-- Your assignment --
From the listing below, select every line where the word "none" appears.

Start of Block

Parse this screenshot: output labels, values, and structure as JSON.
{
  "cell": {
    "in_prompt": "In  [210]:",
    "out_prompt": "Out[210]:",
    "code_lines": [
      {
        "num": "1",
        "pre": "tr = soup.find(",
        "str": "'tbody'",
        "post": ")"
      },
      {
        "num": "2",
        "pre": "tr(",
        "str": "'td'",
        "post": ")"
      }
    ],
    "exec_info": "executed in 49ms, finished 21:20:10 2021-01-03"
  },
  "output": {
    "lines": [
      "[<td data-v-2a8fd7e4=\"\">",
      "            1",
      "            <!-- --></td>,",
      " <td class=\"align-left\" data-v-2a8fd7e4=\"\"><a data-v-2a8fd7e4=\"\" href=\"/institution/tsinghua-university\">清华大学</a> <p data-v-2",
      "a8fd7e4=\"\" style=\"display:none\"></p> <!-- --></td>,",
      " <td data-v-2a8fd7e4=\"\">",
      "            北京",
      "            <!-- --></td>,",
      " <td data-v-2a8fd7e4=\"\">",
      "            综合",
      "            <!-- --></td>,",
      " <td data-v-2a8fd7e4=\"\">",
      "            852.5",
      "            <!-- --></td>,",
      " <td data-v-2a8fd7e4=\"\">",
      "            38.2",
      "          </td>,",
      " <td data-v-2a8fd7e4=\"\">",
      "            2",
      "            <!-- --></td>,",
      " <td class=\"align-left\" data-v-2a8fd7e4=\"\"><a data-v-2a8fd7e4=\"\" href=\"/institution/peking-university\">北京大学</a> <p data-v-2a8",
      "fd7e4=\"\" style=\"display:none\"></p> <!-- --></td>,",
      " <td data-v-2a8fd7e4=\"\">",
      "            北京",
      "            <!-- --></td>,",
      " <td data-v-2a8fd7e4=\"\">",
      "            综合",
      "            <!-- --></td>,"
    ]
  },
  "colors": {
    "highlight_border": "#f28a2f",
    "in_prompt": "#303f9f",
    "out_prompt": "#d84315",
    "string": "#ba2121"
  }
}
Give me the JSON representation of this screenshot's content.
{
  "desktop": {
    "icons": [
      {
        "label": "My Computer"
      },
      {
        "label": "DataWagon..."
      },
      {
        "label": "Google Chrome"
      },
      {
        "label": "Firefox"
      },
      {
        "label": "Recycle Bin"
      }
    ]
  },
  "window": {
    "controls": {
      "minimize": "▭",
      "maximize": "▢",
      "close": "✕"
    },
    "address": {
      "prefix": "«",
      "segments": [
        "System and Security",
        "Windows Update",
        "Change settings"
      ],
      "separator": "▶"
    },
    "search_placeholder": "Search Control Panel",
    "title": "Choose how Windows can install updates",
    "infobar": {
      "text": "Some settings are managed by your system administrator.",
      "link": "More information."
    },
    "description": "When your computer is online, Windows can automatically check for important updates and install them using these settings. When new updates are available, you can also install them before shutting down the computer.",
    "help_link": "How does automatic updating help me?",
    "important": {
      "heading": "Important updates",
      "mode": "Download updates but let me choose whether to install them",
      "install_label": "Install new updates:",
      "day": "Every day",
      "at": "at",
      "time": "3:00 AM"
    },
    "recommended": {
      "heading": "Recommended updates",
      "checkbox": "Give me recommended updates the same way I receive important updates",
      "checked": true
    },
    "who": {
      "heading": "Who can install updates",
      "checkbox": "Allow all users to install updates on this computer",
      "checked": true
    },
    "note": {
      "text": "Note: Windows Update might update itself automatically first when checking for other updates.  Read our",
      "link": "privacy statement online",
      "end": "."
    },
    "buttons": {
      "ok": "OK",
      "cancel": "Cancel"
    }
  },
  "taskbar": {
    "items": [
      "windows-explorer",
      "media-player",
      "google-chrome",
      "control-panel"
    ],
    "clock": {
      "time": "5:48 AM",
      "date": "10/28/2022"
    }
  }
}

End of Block

-- Response for this exercise --
      "a8fd7e4=\"\" style=\"display:none\"></p> <!-- --></td>,",
      "fd7e4=\"\" style=\"display:none\"></p> <!-- --></td>,",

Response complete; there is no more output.